New institutional and third-party capital entities augmenting the global reinsurance market’s capacity at a time of persistent benign loss activity has transformed the sector’s capital structure, but developments at mid-year renewals could signal change is near, according to JLT Re.
Jardine Lloyd Thompson (JLT) Group’s reinsurance brokerage subsidiary, JLT Re, has joined a host of reinsurance and capital markets experts and analysts in examining the influential changes witnessed in the reinsurance industry in recent years, and the resultant structural changes.
In the reinsurance brokers latest Viewpoint report, ‘Change in the air?,’ its Global Head of Analytics, David Flandro says; “The capital structure of the reinsurance market has undergone its most significant transformation in living memory as asset managers have been attracted to the sector’s low portfolio correlations and relatively high yields.”

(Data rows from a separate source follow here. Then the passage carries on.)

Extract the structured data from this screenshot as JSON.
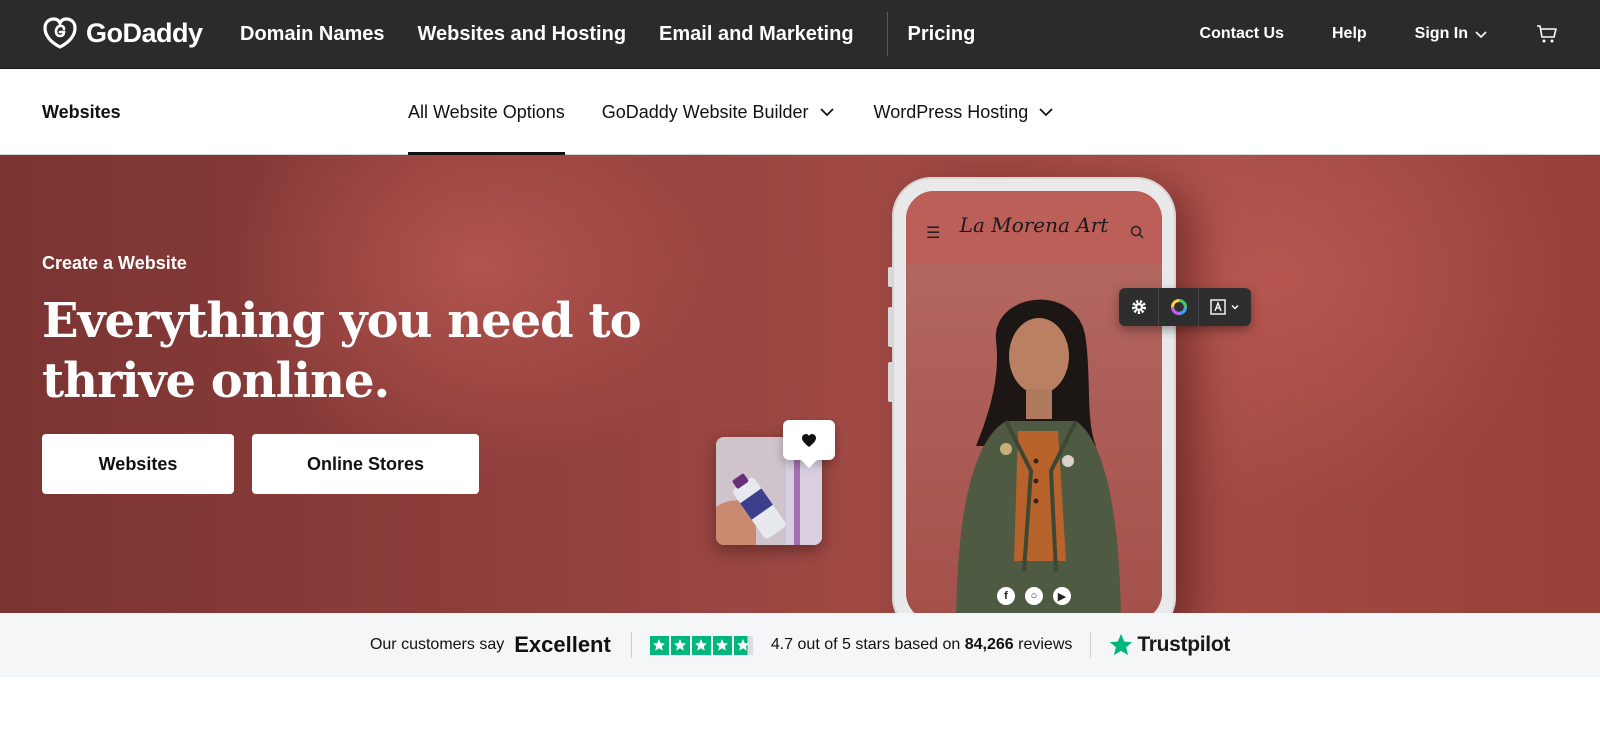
{
  "topnav": {
    "logo_text": "GoDaddy",
    "primary": [
      "Domain Names",
      "Websites and Hosting",
      "Email and Marketing",
      "Pricing"
    ],
    "contact": "Contact Us",
    "help": "Help",
    "sign_in": "Sign In"
  },
  "subnav": {
    "title": "Websites",
    "tabs": [
      {
        "label": "All Website Options",
        "active": true
      },
      {
        "label": "GoDaddy Website Builder",
        "dropdown": true
      },
      {
        "label": "WordPress Hosting",
        "dropdown": true
      }
    ]
  },
  "hero": {
    "eyebrow": "Create a Website",
    "title": "Everything you need to thrive online.",
    "buttons": {
      "websites": "Websites",
      "stores": "Online Stores"
    },
    "phone_brand": "La Morena Art"
  },
  "trust": {
    "intro": "Our customers say",
    "rating_word": "Excellent",
    "score_text": "4.7 out of 5 stars based on",
    "review_count": "84,266",
    "reviews_word": "reviews",
    "brand": "Trustpilot",
    "stars_value": 4.7,
    "stars_max": 5
  },
  "colors": {
    "topnav_bg": "#2b2b2b",
    "hero_bg": "#a14a45",
    "trustpilot_green": "#00b67a"
  },
  "icons": [
    "godaddy-logo-icon",
    "cart-icon",
    "chevron-down-icon",
    "menu-icon",
    "search-icon",
    "gear-icon",
    "color-wheel-icon",
    "text-style-icon",
    "heart-icon",
    "facebook-icon",
    "instagram-icon",
    "youtube-icon",
    "trustpilot-star-icon"
  ]
}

The persistent influx of alternative reinsurance capital, adding to the base of traditional capacity that still enters the sector, low levels of losses and changing reinsurance buying habits has contributed to several years of price declines in the reinsurance market.
The ensuing competition from many alternative, or third-party reinsurance capital providers also helped to spark a merger and acquisition (M&A) trend that is ongoing today, forcing firms to search for scale, relevance and profit while rates continued to drop in the double-digits.

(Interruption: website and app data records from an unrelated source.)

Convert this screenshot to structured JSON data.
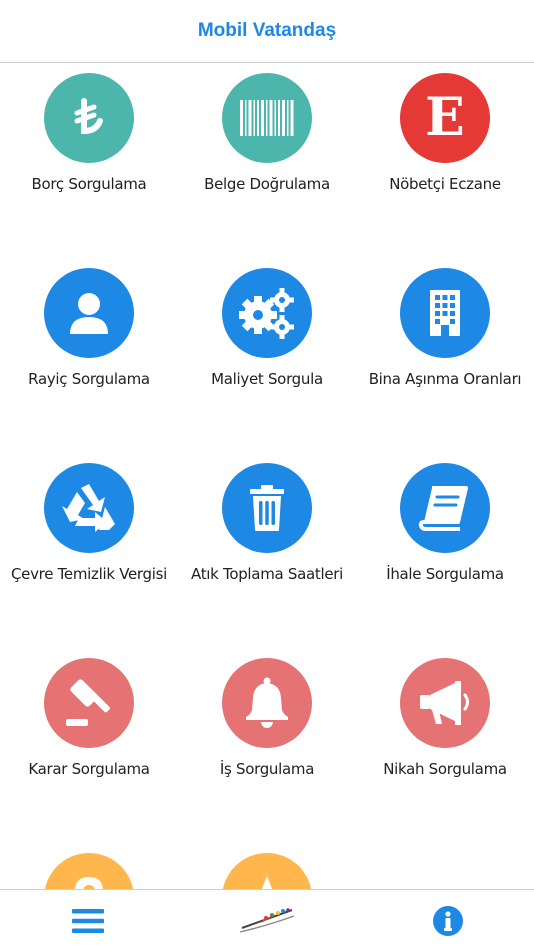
{
  "header": {
    "title": "Mobil Vatandaş"
  },
  "colors": {
    "teal": "#4db6ac",
    "red": "#e53935",
    "blue": "#1e88e5",
    "coral": "#e57373",
    "orange": "#ffb74d",
    "accent": "#1e88e5"
  },
  "tiles": [
    {
      "label": "Borç Sorgulama",
      "icon": "lira-icon",
      "color": "#4db6ac"
    },
    {
      "label": "Belge Doğrulama",
      "icon": "barcode-icon",
      "color": "#4db6ac"
    },
    {
      "label": "Nöbetçi Eczane",
      "icon": "letter-e-icon",
      "color": "#e53935"
    },
    {
      "label": "Rayiç Sorgulama",
      "icon": "user-icon",
      "color": "#1e88e5"
    },
    {
      "label": "Maliyet Sorgula",
      "icon": "gears-icon",
      "color": "#1e88e5"
    },
    {
      "label": "Bina Aşınma Oranları",
      "icon": "building-icon",
      "color": "#1e88e5"
    },
    {
      "label": "Çevre Temizlik Vergisi",
      "icon": "recycle-icon",
      "color": "#1e88e5"
    },
    {
      "label": "Atık Toplama Saatleri",
      "icon": "trash-icon",
      "color": "#1e88e5"
    },
    {
      "label": "İhale Sorgulama",
      "icon": "book-icon",
      "color": "#1e88e5"
    },
    {
      "label": "Karar Sorgulama",
      "icon": "gavel-icon",
      "color": "#e57373"
    },
    {
      "label": "İş Sorgulama",
      "icon": "bell-icon",
      "color": "#e57373"
    },
    {
      "label": "Nikah Sorgulama",
      "icon": "megaphone-icon",
      "color": "#e57373"
    },
    {
      "label": "",
      "icon": "location-icon",
      "color": "#ffb74d"
    },
    {
      "label": "",
      "icon": "star-icon",
      "color": "#ffb74d"
    }
  ],
  "bottom_bar": {
    "menu_icon": "menu-icon",
    "logo_icon": "logo-icon",
    "info_icon": "info-icon"
  }
}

JLT Re notes that this trend continued into 2015 and further dictated the January renewal season, with many expecting more of the same at the recent June/July renewals.
However, this wasn’t the case, and as noted by JLT Re’s Global Chief Executive Officer (CEO), Mike Reynolds; “Although pricing remained under pressure across most lines of business at 1 June and 1 July, there were early signs of some stabilisation in certain segments, albeit at historically low-levels.
“The flattening trajectory of reinsurance rates during these renewals indicates change is again underway as increasing demand for reinsurance, an easing in the rate of alternative capital entry and reinsurer consolidation are coalescing to create an eventual pricing trough.”
Other market analysts noted recently that alternative reinsurance capitals influence on the sector likely means a structural change in the reinsurance pricing cycle, while Goldman Sachs reiterated the prediction of price stabilisation, albeit at structurally lower levels.
And this is exactly what JLT Re noticed during the mid-year renewal period, a time that has become increasingly influential in shaping the direction of the market, something that JLT Re says was particularly evident in 2015.
Increased reinsurance demand, ease in the influx of alternative reinsurance capital entry and structural M&A activity, says JLT Re, saw prices across some business lines stabilise at mid-year renewals, “albeit at structurally lower levels,” confirmed JLT Re.
On these points, the report states that increased reinsurance demand was a result of buyers taking advantage of low pricing and favourable terms and conditions, and that demand should rise with global efforts to increase re/insurance take-up.
While JLT Re expects the entry of alternative capital to persist, it does see it slowing more than some forecasts and predicts that insurers will still prefer traditional reinsurance companies for certain risks.
Furthermore, as the growing protection gap, which is also highlighted in the report and has been emphasised by numerous industry participants in recent months, continues to reveal a significant opportunity for the re/insurance and insurance-linked securities (ILS) markets to innovate and protect, some of the capacity should find its way into new, emerging markets.
Flandro expands on this; “The report shows that this is the time for buyers to review strategies and relative costs of capital. The burgeoning increase in demand will create important opportunities for insurers and reinsurers, alike.
“Today’s current environment of abundant capacity, coupled with a renewed focus on innovation, provides an opportunity for carriers to make genuine strides in creating new solutions for underinsured risks, including comprehensive flood and terrorism coverage, and the development of cover for relatively new risks such as cyber, reputational, supply chain, fourth generation nuclear and autonomous vehicles to name a few.”
It remains to be seen if the price stabilisation witnessed during mid-year renewals is a sign of things to come or somewhat of an anomaly, but if the glut of capital and benign loss period continue underwriting discipline, innovation and the ability to adapt will remain as important as ever.
And perhaps reinsurance market players will have to get used to the structurally lower, but more stable pricing environment that so many industry analysts have predicted in recent times.